An Australian writer’s account was temporarily suspended by Facebook after she shared some of the abusive and degrading messages she received from men.

In June 2015, many social users encountered a meme seemingly expressing dismay at a situation in which a woman had filed a hate speech complaint about a Facebook post calling her a “slut” and suggesting that she “sit on a butcher knife,” but was told the post had not been deemed a violation of Facebook’s Community Standards — even though those standards state that they prohibit “direct and serious attacks on any protected category of people based on their race, ethnicity, national origin, religion, sex, gender, sexual orientation, disability or disease”:

Earlier this week journalist Clementine Ford was banned by Facebook for posting some of the vile messages she had been receiving. Yet when she reported those same messages, they were deemed not to violate their community standards.

IF ENOUGH PEOPLE SHARE THIS THEN MAYBE FACEBOOK WILL START GETTING THE MESSAGE THAT THE ONLINE HARASSMENT OF WOMEN IS NOT ACCEPTABLE. #saynotobullying


Many viewers were left wondering what the backstory behind all this was.

The issue began with Australian writer Clementine Ford, who on 18 June 2015 posted a criticism of the Australian morning television news program Sunrise for suggesting that women who posed for nude photographs subsequently stolen by hackers and leaked online were themselves at fault for the violation of privacy:

Stating that “I’ve taken nude photos just because I have a smart phone and it’s fun.
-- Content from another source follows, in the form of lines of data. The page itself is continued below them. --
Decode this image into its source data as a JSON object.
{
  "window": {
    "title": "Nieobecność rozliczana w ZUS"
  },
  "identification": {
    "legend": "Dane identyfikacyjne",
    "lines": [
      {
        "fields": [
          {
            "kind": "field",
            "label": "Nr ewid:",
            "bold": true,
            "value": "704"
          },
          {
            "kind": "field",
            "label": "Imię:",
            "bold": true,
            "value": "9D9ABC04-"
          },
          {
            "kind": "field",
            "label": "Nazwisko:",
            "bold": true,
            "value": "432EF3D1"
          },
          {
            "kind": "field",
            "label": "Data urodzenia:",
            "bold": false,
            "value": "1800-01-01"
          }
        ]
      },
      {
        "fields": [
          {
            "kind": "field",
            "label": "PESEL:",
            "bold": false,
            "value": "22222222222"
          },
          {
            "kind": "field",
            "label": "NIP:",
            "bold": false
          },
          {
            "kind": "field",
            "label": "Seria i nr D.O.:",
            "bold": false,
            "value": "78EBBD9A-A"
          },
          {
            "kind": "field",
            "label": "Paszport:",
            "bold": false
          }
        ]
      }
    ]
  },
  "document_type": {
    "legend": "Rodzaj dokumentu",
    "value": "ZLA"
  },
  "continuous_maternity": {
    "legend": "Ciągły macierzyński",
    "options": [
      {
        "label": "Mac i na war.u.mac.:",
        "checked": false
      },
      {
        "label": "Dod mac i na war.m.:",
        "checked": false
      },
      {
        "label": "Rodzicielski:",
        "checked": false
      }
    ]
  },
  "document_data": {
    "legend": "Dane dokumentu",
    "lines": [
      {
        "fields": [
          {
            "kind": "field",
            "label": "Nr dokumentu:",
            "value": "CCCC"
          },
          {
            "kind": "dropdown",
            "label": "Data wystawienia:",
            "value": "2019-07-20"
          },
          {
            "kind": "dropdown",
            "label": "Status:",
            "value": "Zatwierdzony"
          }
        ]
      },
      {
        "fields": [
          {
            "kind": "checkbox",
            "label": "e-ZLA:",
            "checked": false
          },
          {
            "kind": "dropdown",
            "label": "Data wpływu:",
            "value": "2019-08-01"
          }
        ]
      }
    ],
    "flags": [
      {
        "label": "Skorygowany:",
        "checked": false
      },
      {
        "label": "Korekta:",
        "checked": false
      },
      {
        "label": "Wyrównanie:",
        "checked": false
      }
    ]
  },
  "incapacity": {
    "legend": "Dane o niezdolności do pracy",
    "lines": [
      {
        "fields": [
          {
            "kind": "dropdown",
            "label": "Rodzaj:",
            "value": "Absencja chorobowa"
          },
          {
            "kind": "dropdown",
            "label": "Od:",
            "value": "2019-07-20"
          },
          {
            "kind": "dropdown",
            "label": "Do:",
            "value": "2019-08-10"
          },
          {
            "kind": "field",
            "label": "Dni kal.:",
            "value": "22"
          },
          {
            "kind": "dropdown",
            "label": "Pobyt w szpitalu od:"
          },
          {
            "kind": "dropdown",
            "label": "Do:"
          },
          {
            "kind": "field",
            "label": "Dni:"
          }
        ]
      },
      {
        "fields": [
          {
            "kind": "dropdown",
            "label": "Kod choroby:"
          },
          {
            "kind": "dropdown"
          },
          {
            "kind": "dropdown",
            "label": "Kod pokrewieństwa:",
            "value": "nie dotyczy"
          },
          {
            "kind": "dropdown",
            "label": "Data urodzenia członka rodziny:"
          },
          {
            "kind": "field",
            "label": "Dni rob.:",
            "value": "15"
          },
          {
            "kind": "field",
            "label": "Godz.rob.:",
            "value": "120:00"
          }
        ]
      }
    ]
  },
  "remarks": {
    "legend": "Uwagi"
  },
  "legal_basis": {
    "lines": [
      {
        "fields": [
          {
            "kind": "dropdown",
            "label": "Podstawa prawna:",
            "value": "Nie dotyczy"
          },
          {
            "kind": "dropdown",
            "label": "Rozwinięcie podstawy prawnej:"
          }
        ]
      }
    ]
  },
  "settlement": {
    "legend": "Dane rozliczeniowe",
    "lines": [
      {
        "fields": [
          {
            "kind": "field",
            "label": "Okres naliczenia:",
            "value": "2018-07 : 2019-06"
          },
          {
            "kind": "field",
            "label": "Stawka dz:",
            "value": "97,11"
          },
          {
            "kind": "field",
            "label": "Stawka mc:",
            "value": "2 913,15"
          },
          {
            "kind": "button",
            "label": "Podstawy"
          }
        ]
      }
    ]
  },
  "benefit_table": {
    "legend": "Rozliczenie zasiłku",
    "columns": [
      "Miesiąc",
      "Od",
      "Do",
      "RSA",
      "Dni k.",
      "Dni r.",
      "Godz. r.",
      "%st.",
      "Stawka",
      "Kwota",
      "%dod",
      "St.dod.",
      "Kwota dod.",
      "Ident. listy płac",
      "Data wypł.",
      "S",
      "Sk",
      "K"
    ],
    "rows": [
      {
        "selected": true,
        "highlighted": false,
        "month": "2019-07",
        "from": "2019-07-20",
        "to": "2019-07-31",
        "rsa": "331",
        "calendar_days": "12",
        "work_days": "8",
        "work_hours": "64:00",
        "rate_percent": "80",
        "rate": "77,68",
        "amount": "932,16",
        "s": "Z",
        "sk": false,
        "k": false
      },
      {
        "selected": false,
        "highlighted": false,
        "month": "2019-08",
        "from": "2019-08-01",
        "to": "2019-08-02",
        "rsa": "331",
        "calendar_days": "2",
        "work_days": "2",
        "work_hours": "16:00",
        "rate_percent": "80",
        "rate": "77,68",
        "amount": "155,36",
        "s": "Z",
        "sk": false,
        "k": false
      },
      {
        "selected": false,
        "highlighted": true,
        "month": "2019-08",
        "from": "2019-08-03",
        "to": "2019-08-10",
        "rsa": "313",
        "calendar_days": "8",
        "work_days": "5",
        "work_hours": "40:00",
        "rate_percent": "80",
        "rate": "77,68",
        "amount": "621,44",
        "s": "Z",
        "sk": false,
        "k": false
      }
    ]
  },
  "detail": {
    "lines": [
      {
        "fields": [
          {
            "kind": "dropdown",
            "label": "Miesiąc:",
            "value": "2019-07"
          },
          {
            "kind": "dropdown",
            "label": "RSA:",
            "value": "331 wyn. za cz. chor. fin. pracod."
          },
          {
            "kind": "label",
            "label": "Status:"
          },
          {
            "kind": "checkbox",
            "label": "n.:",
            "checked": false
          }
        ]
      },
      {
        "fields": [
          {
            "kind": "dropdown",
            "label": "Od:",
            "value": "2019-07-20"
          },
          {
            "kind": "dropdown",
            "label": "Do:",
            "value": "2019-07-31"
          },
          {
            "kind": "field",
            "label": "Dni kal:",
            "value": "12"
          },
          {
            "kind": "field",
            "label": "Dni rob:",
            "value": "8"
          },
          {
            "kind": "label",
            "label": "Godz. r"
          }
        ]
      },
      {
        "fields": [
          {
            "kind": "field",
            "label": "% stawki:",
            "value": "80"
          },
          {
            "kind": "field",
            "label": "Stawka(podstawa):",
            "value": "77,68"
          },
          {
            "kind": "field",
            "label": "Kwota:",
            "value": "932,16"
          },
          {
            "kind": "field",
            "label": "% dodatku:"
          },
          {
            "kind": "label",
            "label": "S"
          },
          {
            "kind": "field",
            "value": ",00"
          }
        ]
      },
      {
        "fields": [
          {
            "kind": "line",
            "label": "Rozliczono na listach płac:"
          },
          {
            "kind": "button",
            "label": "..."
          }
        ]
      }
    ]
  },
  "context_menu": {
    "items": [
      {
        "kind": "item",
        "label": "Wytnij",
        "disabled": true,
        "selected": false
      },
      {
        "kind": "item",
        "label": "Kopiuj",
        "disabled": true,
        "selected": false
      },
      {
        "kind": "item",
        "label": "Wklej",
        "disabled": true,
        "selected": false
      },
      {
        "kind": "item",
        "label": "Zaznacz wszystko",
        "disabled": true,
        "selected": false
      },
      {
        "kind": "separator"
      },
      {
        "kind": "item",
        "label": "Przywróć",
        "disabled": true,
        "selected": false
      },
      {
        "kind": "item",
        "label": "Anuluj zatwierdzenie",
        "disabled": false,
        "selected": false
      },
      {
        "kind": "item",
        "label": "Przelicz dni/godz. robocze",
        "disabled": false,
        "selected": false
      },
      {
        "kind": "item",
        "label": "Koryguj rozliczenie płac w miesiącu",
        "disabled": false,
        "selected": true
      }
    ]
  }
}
None of that means I have asked for my privacy to be violated, my photos stolen and my very self made available for public humiliation and judgment,” she accompanied her post with a topless selfie that displayed the words “Hey #Sunrise, get fucked” across her chest (but complied with Facebook’s nudity guidelines by not showing any nipple or breast in the photograph):

Predictably, Ford’s post prompted a torrent of mocking and abusive messages from male posters (over 1,000 messages in 48 hours, she reported):

When she publicly shared those messages, she found her own Facebook page temporarily suspended due to her having violated Facebook’s “community standards”:

The Facebook suspension was soon overturned, but as Ford told BuzzFeed news, the process seemingly evidenced an intractable double standard against women on Facebook’s part:

It’s not just inconvenient to me personally, it demonstrates exactly how backwards FB and its investigation processes are.

I have reported numerous misogynistic posts in the past only to be told they were acceptable under FB’s guidelines.

So to have them turn around and ban me for the fourth time for merely showing what kind of vitriol is routinely sent to me by cowards determined to hide behind a defence of ‘rights to abuse women privately and not be held accountable for it’ is actually deeply upsetting and enraging.

It seems to me that Facebook is more committed to defending the rights of people to post hate speech than they are in defending the rights of the majority of their users to have an experience free from harassment and abuse.

To Facebook, women are just a punchline while the rights of men to harass them are sacrosanct.

No one should be punished for speaking out against abuse, especially not the kind of cowardly abuse sent under the banner of ‘private correspondence’.

Unfortunately, some memists seem to have missed the point quite badly: